In Vienna, exploration of the new invention of photography in Europe began almost immediately after Daguerre’s invention one year earlier. Eder states the “development of artistic photography was in a great measure due to the amateur photographic societies formed during the last decade of the nineteenth century, especially to those at London, Vienna, and Paris. The first of these amateur societies in a German country was the Club of Vienna Amateur Photographers, later called the Vienna Camera Club.” 2.
By the first year of publication, the Vienna club had already staged two successful international photographic exhibitions, so the issuance of the Wiener Photographische Blätter made logical sense in terms of cementing their achievements and promoting further discourse. Contemporary writer Manon Hübscher explains:
“the International Exhibition of Photography held in Vienna in 1891 paved the way for the Club’s success, enabling its dazzling and almost immediate elevation to the status of a model.” 3.
“The Wiener Camera-Klub was also intent upon establishing itself as the leader of a growing movement in Eastern Europe. To this end, it provided a showcase for its work by issuing a magazine entitled the Wiener Photographische Blätter.” 4.

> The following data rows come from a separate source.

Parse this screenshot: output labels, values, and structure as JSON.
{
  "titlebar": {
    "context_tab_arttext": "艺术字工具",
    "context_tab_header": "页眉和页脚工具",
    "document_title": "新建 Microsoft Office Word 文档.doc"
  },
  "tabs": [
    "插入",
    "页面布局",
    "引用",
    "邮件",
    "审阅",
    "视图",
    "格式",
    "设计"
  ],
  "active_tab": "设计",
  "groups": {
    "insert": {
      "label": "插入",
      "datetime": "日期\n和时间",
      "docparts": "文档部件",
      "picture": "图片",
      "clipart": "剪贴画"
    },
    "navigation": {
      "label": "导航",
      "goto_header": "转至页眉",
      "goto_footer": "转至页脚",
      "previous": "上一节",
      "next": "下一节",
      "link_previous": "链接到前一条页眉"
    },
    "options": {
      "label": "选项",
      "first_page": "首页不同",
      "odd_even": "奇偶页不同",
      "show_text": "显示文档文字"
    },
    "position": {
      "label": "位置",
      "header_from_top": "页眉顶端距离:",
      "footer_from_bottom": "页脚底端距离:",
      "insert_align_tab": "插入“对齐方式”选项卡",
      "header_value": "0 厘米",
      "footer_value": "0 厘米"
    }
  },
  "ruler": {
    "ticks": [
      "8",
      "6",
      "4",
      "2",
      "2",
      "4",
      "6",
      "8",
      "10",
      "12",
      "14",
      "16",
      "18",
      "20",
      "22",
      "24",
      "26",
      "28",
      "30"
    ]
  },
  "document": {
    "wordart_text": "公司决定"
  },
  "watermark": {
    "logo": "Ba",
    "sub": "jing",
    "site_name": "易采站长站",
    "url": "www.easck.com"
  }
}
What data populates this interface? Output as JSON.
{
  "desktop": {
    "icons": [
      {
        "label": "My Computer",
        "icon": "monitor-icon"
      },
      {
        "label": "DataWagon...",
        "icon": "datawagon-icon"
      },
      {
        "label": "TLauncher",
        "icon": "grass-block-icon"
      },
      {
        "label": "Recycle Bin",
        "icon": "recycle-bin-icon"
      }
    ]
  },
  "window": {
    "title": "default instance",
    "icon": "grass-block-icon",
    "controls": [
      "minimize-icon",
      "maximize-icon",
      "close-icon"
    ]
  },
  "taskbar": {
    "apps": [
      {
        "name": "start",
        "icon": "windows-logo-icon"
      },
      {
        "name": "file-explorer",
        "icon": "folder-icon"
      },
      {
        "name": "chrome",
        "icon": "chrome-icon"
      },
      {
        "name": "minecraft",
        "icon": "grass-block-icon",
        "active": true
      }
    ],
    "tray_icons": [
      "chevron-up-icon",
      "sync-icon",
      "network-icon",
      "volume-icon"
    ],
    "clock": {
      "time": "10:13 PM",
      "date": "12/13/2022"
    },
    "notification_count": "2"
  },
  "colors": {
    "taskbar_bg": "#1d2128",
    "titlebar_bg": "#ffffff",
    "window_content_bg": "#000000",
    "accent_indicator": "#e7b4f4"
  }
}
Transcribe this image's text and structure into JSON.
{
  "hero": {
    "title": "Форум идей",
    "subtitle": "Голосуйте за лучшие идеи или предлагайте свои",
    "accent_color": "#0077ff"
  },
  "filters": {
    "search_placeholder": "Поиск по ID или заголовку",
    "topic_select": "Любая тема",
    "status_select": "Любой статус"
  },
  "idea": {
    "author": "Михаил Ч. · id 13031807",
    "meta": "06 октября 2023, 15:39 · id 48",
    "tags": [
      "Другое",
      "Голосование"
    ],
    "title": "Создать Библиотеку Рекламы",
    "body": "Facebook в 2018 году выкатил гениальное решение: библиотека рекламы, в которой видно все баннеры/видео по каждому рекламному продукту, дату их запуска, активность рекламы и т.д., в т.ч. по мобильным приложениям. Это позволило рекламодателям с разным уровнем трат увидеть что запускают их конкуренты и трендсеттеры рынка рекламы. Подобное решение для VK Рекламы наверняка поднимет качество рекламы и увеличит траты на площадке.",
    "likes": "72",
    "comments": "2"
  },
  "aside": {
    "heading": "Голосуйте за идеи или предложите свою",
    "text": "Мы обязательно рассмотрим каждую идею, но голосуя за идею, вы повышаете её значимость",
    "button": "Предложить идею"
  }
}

Hübscher says the publication “was designed to encourage the sharing of views and experience. It was both a practical tool for internal communication and a means of disseminating the Club’s work abroad.” 5.
The Wiener Photographische Blätter survived for five years: 1894-1898. Eder states:
“This organ was supported by substantial contributions from wealthy amateurs, but it ceased publication after a few years.” 6.
The journal “devoted itself especially to the artistic side of photography and was notable for its beautiful illustrations.” 7.
In America, Alfred Stieglitz was certainly intrigued with the journal’s publication. Contemporary writer Weston Naef writes:
“In January the first issue of the Wiener Photographische Blätter appeared, edited by F. Schiffner and published by the Camera-Klub in Wien with seventeen original photogravures by Hugo Henneberg, Hans Watzek, F. Mallman, J. S. Bergheim, and Adolph Meyer. Each gravure was printed with an ink of a different tone, and some like Meyer’s were mounted on colored paper, making this among the most carefully produced photography periodicals published anywhere in the world.” 8.
Naef’s reference to the journal’s issuance of 17 original photogravures for the January issue would most likely need to be amended however, as the entire year of 1894 featured a total of 21 photogravures, (16 being chine-collé gravures) two collotypes and a gelatino-chloride print of three stereoscopic views by Eduard Marauf.
For the first year of Wiener Photographische Blätter, the majority of the copper plates for the photogravures were etched and impressions hand-pulled by Viennese copperplate engraver J.Blechinger, the son-in-law of Victor Angerer. Alfred Stieglitz would have been suitably impressed by their quality. In addition to having his own work published in later issues, (4 total) the journal would later influence his own business venture with photogravure and more profoundly, as a standard to emulate when he issued photogravure plates as editor of Camera Notes and later his own journal Camera Work (1903-1917).
1. Josef Maria Eder: History of Photography: Translated by Edward Epstean: Columbia University Press: New York: 1945: p. 681
2. Ibid: p. 684
3. Manon Hübscher: The Vienna Camera Club-Catalyst and Crucible: in: Impressionist Camera: Pictorial Photography in Europe, 1888-1918 : Merrell Publishers : 2006 : p.125
4. Ibid: p. 126
6. Eder: p. 685
8. The Collection of Alfred Stieglitz: Fifty Pioneers of Modern Photography: Weston J. Naef: The Metropolitan Museum of Art: 1978 : p. 30